June 22, 2011
In The News

President Barack Obama has declared communities across Western Massachusetts disaster zones after deadly tornadoes ripped through several communities on June 1.


National, state and local officials met at Springfield's City Hall Wednesday, two weeks after the twisters, to discuss the next step for disaster relief.


Residents and business owners affected by the tornadoes can register for federal disaster relief as early as Thursday.  Tornado victims will be able to meet with federal and state officials as early as Saturday.  Federal Emergency Management Agency officials say nine Disaster Relief Centers will be set up across Hampden County and even in parts of southern Worcester County.

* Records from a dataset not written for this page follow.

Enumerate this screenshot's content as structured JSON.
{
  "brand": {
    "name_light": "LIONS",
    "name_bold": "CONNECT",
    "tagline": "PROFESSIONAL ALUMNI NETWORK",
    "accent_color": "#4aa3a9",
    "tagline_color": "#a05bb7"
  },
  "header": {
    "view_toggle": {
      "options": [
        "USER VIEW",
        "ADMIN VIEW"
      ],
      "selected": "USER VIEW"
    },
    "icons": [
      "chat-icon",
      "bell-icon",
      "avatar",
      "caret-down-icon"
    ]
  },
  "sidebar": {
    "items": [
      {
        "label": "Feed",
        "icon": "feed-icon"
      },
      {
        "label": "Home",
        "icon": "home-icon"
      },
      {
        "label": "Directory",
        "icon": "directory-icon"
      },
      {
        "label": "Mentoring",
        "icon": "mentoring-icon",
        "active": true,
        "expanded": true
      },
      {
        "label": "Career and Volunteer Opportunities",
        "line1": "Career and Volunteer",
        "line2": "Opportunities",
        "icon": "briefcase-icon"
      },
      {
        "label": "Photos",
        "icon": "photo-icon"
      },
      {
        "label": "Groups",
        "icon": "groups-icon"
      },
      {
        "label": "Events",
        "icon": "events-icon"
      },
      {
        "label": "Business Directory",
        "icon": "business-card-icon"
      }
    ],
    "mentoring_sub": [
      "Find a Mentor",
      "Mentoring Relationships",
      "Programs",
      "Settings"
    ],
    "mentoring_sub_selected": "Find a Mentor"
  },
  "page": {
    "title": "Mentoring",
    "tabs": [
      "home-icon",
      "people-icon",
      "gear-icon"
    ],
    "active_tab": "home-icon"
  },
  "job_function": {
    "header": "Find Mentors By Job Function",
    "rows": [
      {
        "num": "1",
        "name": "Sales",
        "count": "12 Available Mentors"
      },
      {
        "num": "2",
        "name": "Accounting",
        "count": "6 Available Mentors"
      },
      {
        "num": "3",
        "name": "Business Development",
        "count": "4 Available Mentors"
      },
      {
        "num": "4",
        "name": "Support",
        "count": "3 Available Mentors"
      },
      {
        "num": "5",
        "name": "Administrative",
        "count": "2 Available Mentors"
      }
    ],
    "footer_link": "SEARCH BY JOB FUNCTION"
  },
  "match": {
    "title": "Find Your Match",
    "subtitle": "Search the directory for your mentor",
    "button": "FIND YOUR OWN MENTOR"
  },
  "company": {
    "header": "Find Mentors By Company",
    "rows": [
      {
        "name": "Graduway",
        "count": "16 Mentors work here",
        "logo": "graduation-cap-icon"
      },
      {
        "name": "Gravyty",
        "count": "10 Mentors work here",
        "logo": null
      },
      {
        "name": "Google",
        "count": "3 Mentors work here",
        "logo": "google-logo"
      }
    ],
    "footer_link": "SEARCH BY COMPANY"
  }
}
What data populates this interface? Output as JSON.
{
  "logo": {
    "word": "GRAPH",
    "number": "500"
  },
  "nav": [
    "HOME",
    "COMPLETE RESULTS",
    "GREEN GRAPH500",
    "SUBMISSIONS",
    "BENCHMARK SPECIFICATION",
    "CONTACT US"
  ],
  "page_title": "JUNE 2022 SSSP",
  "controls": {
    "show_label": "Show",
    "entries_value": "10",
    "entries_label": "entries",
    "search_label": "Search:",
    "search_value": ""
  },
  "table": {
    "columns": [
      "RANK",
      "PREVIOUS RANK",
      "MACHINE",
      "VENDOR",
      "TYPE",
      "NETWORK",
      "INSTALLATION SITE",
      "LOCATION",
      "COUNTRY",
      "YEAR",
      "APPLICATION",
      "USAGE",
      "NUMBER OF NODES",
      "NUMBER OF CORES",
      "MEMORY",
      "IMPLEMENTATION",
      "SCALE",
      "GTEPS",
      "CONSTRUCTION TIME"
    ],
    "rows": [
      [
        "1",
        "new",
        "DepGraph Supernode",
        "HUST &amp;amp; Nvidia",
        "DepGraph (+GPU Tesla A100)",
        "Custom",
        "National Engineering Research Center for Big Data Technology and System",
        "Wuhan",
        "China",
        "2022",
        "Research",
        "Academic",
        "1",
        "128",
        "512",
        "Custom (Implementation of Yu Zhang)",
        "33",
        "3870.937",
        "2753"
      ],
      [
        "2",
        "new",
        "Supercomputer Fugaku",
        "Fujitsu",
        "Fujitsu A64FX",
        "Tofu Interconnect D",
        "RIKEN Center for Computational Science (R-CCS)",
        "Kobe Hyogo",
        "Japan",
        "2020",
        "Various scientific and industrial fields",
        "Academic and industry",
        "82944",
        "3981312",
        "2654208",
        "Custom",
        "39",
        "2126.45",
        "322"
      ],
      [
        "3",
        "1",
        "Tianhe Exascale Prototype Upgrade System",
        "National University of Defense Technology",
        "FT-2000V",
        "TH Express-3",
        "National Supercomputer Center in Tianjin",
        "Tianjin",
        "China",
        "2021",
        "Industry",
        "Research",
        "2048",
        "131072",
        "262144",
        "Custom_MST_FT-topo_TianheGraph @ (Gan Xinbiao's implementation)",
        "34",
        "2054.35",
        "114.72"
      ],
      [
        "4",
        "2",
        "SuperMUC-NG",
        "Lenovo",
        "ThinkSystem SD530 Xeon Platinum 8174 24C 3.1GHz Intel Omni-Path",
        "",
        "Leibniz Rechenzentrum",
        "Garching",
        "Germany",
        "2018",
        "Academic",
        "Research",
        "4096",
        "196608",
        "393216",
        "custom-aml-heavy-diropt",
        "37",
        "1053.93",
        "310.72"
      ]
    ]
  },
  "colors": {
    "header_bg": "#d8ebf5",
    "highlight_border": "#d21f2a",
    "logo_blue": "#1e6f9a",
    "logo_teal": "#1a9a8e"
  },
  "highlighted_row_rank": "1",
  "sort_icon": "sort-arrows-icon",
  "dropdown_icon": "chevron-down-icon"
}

They say they want everyone affected to get the info they need to begin their rebound.


"I give you my word that we're going to come back bigger, better and stronger," says Springfield Mayor Domenic Sarno as he stood side-by-side with federal officials and the city's leaders at a press conference Wednesday afternoon.

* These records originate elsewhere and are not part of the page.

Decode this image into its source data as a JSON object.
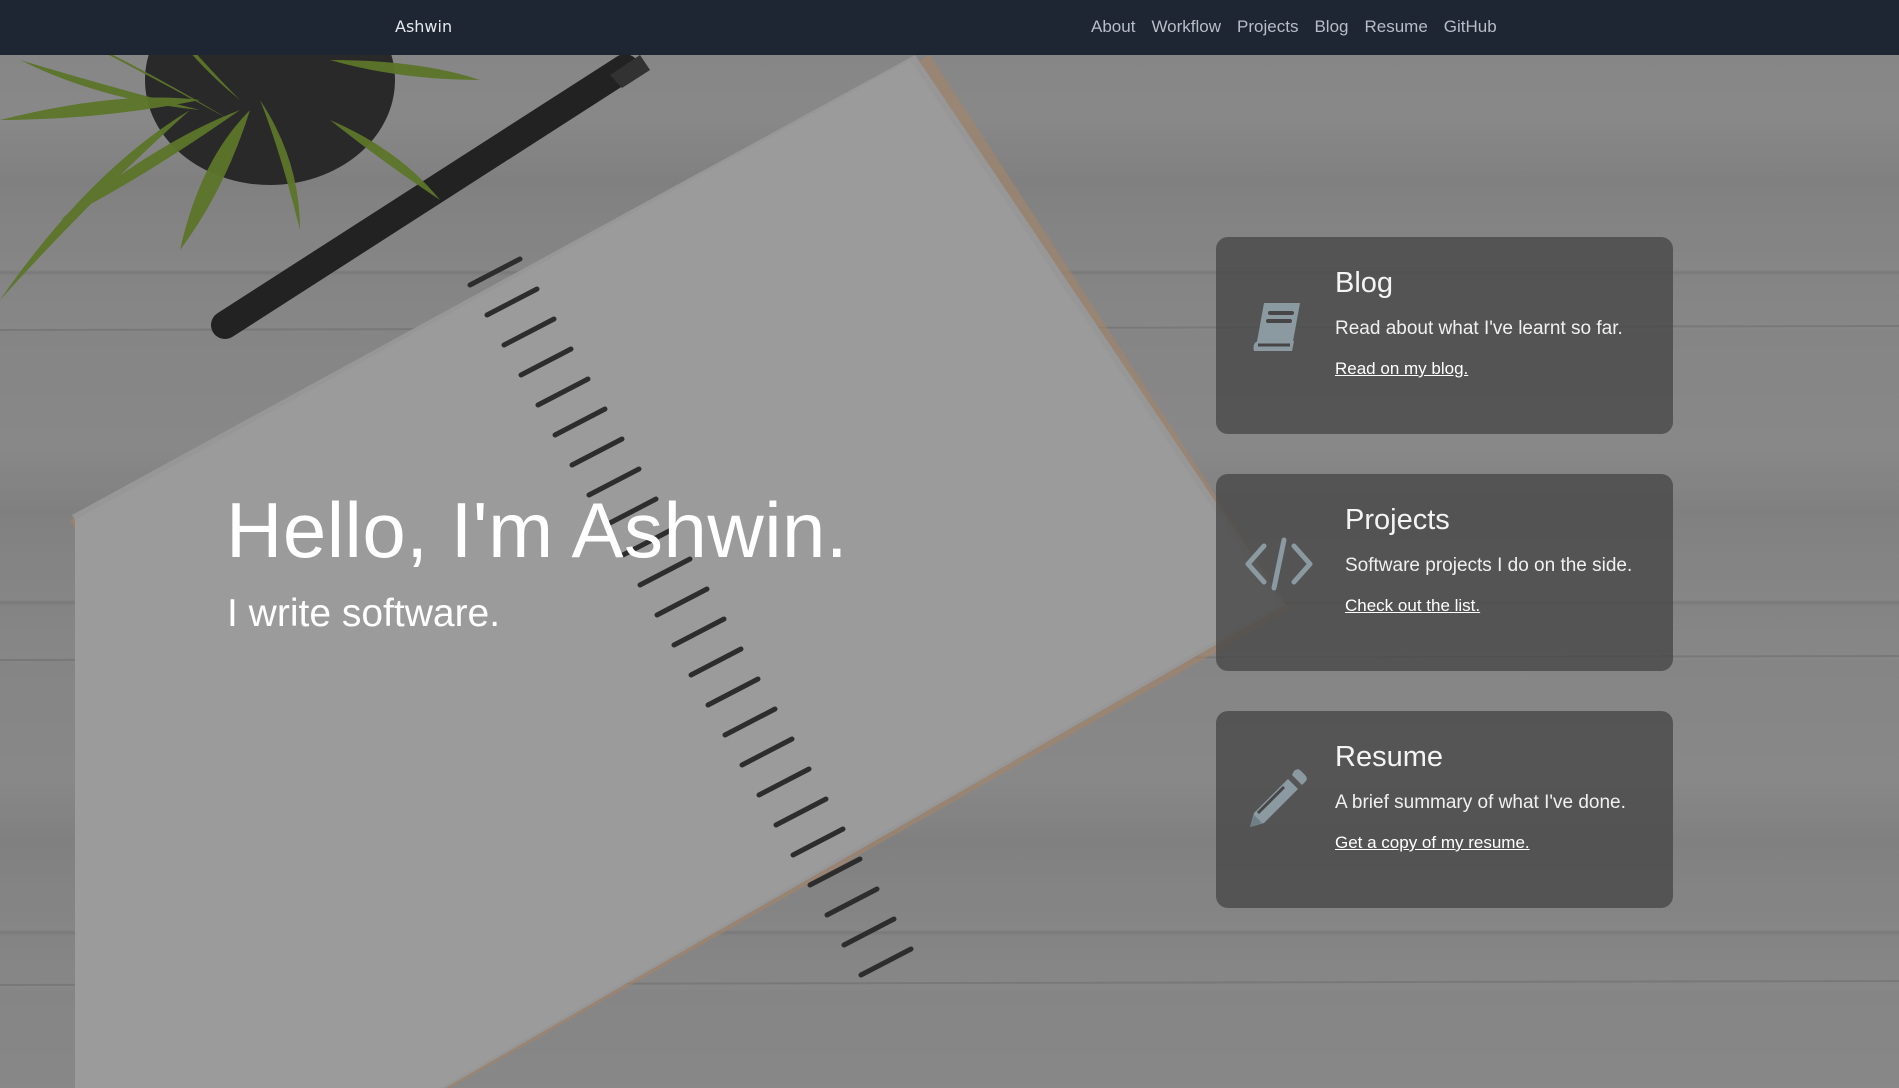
{
  "navbar": {
    "brand": "Ashwin",
    "links": [
      "About",
      "Workflow",
      "Projects",
      "Blog",
      "Resume",
      "GitHub"
    ]
  },
  "hero": {
    "title": "Hello, I'm Ashwin.",
    "subtitle": "I write software."
  },
  "cards": [
    {
      "title": "Blog",
      "description": "Read about what I've learnt so far.",
      "link": "Read on my blog.",
      "icon": "book-icon"
    },
    {
      "title": "Projects",
      "description": "Software projects I do on the side.",
      "link": "Check out the list.",
      "icon": "code-icon"
    },
    {
      "title": "Resume",
      "description": "A brief summary of what I've done.",
      "link": "Get a copy of my resume.",
      "icon": "pencil-icon"
    }
  ],
  "colors": {
    "navbar_bg": "#1e2533",
    "card_bg": "#464646",
    "icon": "#8a9aa0",
    "text": "#ffffff"
  }
}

"Individuals that have been impacted by the tornadoes will be eligible to register for assistance," says Nick Russo, a representative with FEMA.


When the June 1 tornadoes touched towns from Westfield to Sturbridge, three people were killed. Officials estimate around 200 homes and businesses were either flattened or damaged, and now officials in Washington will be here to help fund recovery

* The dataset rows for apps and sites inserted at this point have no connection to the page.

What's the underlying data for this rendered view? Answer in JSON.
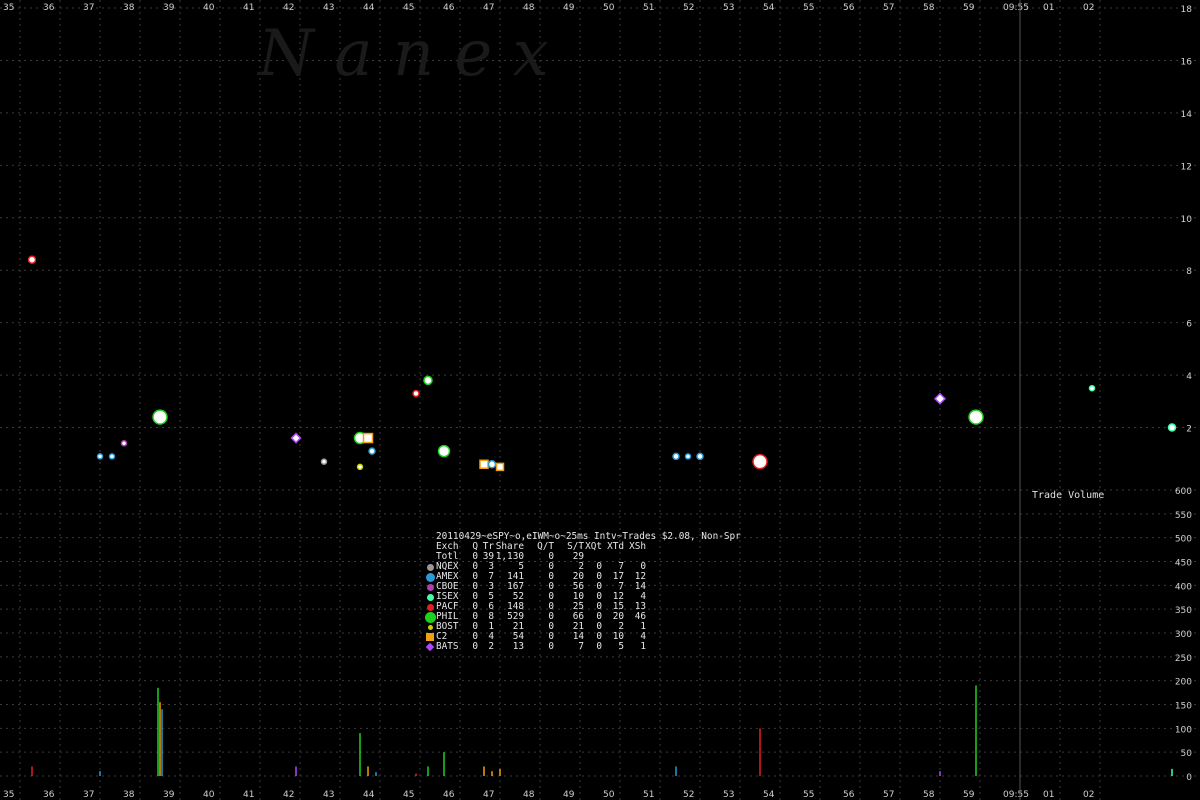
{
  "chart_data": {
    "type": "scatter",
    "title": "20110429~eSPY~o,eIWM~o~25ms Intv~Trades $2.08, Non-Spr",
    "watermark": "N a n e x",
    "x": {
      "ticks": [
        "35",
        "36",
        "37",
        "38",
        "39",
        "40",
        "41",
        "42",
        "43",
        "44",
        "45",
        "46",
        "47",
        "48",
        "49",
        "50",
        "51",
        "52",
        "53",
        "54",
        "55",
        "56",
        "57",
        "58",
        "59",
        "09:55",
        "01",
        "02"
      ],
      "range": [
        35,
        64
      ]
    },
    "upper_panel": {
      "ylim": [
        0,
        18
      ],
      "yticks": [
        "18",
        "16",
        "14",
        "12",
        "10",
        "8",
        "6",
        "4",
        "2"
      ],
      "points": [
        {
          "x": 35.3,
          "y": 8.4,
          "exch": "PACF",
          "size": 5
        },
        {
          "x": 37.0,
          "y": 0.9,
          "exch": "AMEX",
          "size": 3
        },
        {
          "x": 37.3,
          "y": 0.9,
          "exch": "AMEX",
          "size": 3
        },
        {
          "x": 37.6,
          "y": 1.4,
          "exch": "CBOE",
          "size": 3
        },
        {
          "x": 38.5,
          "y": 2.4,
          "exch": "PHIL",
          "size": 12
        },
        {
          "x": 41.9,
          "y": 1.6,
          "exch": "BATS",
          "size": 5
        },
        {
          "x": 42.6,
          "y": 0.7,
          "exch": "NQEX",
          "size": 3
        },
        {
          "x": 43.5,
          "y": 1.6,
          "exch": "PHIL",
          "size": 9
        },
        {
          "x": 43.7,
          "y": 1.6,
          "exch": "C2",
          "size": 7
        },
        {
          "x": 43.5,
          "y": 0.5,
          "exch": "BOST",
          "size": 3
        },
        {
          "x": 43.8,
          "y": 1.1,
          "exch": "AMEX",
          "size": 4
        },
        {
          "x": 44.9,
          "y": 3.3,
          "exch": "PACF",
          "size": 4
        },
        {
          "x": 45.2,
          "y": 3.8,
          "exch": "PHIL",
          "size": 6
        },
        {
          "x": 45.6,
          "y": 1.1,
          "exch": "PHIL",
          "size": 9
        },
        {
          "x": 46.6,
          "y": 0.6,
          "exch": "C2",
          "size": 6
        },
        {
          "x": 46.8,
          "y": 0.6,
          "exch": "AMEX",
          "size": 5
        },
        {
          "x": 47.0,
          "y": 0.5,
          "exch": "C2",
          "size": 5
        },
        {
          "x": 51.4,
          "y": 0.9,
          "exch": "AMEX",
          "size": 4
        },
        {
          "x": 51.7,
          "y": 0.9,
          "exch": "AMEX",
          "size": 3
        },
        {
          "x": 52.0,
          "y": 0.9,
          "exch": "AMEX",
          "size": 4
        },
        {
          "x": 53.5,
          "y": 0.7,
          "exch": "PACF",
          "size": 12
        },
        {
          "x": 58.0,
          "y": 3.1,
          "exch": "BATS",
          "size": 6
        },
        {
          "x": 58.9,
          "y": 2.4,
          "exch": "PHIL",
          "size": 12
        },
        {
          "x": 61.8,
          "y": 3.5,
          "exch": "ISEX",
          "size": 3
        },
        {
          "x": 63.8,
          "y": 2.0,
          "exch": "ISEX",
          "size": 5
        }
      ]
    },
    "lower_panel": {
      "label": "Trade Volume",
      "ylim": [
        0,
        600
      ],
      "yticks": [
        "600",
        "550",
        "500",
        "450",
        "400",
        "350",
        "300",
        "250",
        "200",
        "150",
        "100",
        "50",
        "0"
      ],
      "bars": [
        {
          "x": 35.3,
          "value": 20,
          "exch": "PACF"
        },
        {
          "x": 37.0,
          "value": 10,
          "exch": "AMEX"
        },
        {
          "x": 38.45,
          "value": 185,
          "exch": "PHIL"
        },
        {
          "x": 38.5,
          "value": 155,
          "exch": "C2"
        },
        {
          "x": 38.55,
          "value": 140,
          "exch": "AMEX"
        },
        {
          "x": 41.9,
          "value": 20,
          "exch": "BATS"
        },
        {
          "x": 43.5,
          "value": 90,
          "exch": "PHIL"
        },
        {
          "x": 43.7,
          "value": 20,
          "exch": "C2"
        },
        {
          "x": 43.9,
          "value": 8,
          "exch": "AMEX"
        },
        {
          "x": 44.9,
          "value": 5,
          "exch": "PACF"
        },
        {
          "x": 45.2,
          "value": 20,
          "exch": "PHIL"
        },
        {
          "x": 45.6,
          "value": 50,
          "exch": "PHIL"
        },
        {
          "x": 46.6,
          "value": 20,
          "exch": "C2"
        },
        {
          "x": 46.8,
          "value": 10,
          "exch": "C2"
        },
        {
          "x": 47.0,
          "value": 15,
          "exch": "C2"
        },
        {
          "x": 51.4,
          "value": 20,
          "exch": "AMEX"
        },
        {
          "x": 53.5,
          "value": 100,
          "exch": "PACF"
        },
        {
          "x": 58.0,
          "value": 10,
          "exch": "BATS"
        },
        {
          "x": 58.9,
          "value": 190,
          "exch": "PHIL"
        },
        {
          "x": 63.8,
          "value": 15,
          "exch": "ISEX"
        }
      ]
    },
    "cursor_x": 60.0,
    "colors": {
      "NQEX": "#999999",
      "AMEX": "#2a9bd8",
      "CBOE": "#b23fb0",
      "ISEX": "#40ffaa",
      "PACF": "#e81e1e",
      "PHIL": "#1ed01e",
      "BOST": "#c8d200",
      "C2": "#f0a010",
      "BATS": "#b048ff"
    }
  },
  "legend": {
    "title": "20110429~eSPY~o,eIWM~o~25ms Intv~Trades $2.08, Non-Spr",
    "header": [
      "Exch",
      "Q",
      "Tr",
      "Share",
      "Q/T",
      "S/T",
      "XQt",
      "XTd",
      "XSh"
    ],
    "total": [
      "Totl",
      "0",
      "39",
      "1,130",
      "0",
      "29",
      "",
      "",
      ""
    ],
    "rows": [
      {
        "swatch": "circle",
        "color": "#999999",
        "cells": [
          "NQEX",
          "0",
          "3",
          "5",
          "0",
          "2",
          "0",
          "7",
          "0"
        ]
      },
      {
        "swatch": "circle-lg",
        "color": "#2a9bd8",
        "cells": [
          "AMEX",
          "0",
          "7",
          "141",
          "0",
          "20",
          "0",
          "17",
          "12"
        ]
      },
      {
        "swatch": "circle",
        "color": "#b23fb0",
        "cells": [
          "CBOE",
          "0",
          "3",
          "167",
          "0",
          "56",
          "0",
          "7",
          "14"
        ]
      },
      {
        "swatch": "circle",
        "color": "#40ffaa",
        "cells": [
          "ISEX",
          "0",
          "5",
          "52",
          "0",
          "10",
          "0",
          "12",
          "4"
        ]
      },
      {
        "swatch": "circle",
        "color": "#e81e1e",
        "cells": [
          "PACF",
          "0",
          "6",
          "148",
          "0",
          "25",
          "0",
          "15",
          "13"
        ]
      },
      {
        "swatch": "circle-xl",
        "color": "#1ed01e",
        "cells": [
          "PHIL",
          "0",
          "8",
          "529",
          "0",
          "66",
          "0",
          "20",
          "46"
        ]
      },
      {
        "swatch": "circle-sm",
        "color": "#c8d200",
        "cells": [
          "BOST",
          "0",
          "1",
          "21",
          "0",
          "21",
          "0",
          "2",
          "1"
        ]
      },
      {
        "swatch": "square",
        "color": "#f0a010",
        "cells": [
          "C2",
          "0",
          "4",
          "54",
          "0",
          "14",
          "0",
          "10",
          "4"
        ]
      },
      {
        "swatch": "diamond",
        "color": "#b048ff",
        "cells": [
          "BATS",
          "0",
          "2",
          "13",
          "0",
          "7",
          "0",
          "5",
          "1"
        ]
      }
    ]
  }
}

"I am pleased that President Obama recognized the enormity of the destruction and today ordered federal aid for the state" Congressman Richard Neal said in a statement issued to CBS 3 Springfield Wednesday


"We're long way from completing this mission," Russo says. "We got the declaration this afternoon, and now we're starting to staff up our folks.


With thousands of victims, FEMA and the Small Business Administration will be setting up nine disaster relief locations for victims to get help. They'll be one-stop shops officials say victims can register for assistance after they've spoken to their insurance companies


"We'll be here as long as it takes to bring the relief that you're eligible for," says Russo.  "[We will] get the folks back on their feet, get these folks out of the shelters, get the back over their head and get them back up and active again.


FEMA grants will be available for housing and repairs, low-cost loans will be available for uninsured property losses and more federal dollars will be here to fund other programs to aide in the recovery


"Whether you think you're eligible or not, if you're in one of these communities, register [with FEMA]," Russo urges tornado victims.  "Let the system decide whether you're eligible or not.  You cannot get assistance without registration.


"We have a lot to do to help our communities recover and rebuild, and it's good to know we can count on our government to help," Governor Deval Patrick said in a statement issued to CBS 3 Springfield


There's no word yet on how much money will be coming to Springfield and other Western Mass communities. City officials say they've already spent more than $3 million out of pocket on disaster relief.  They estimate more than $90 million dollars in damage to city property alone, not including the hundreds of Springfield victims who lost their homes or businesses.


If you're a tornado victim and you'd like to register with FEMA, you can do so by logging on to https://www.disasterassistance.gov/.  You can also call FEMA Tele-registration numbers: 1-800-621-FEMA (3362) or 1-800-462-7585 (TTY) for the hearing and speech impaired.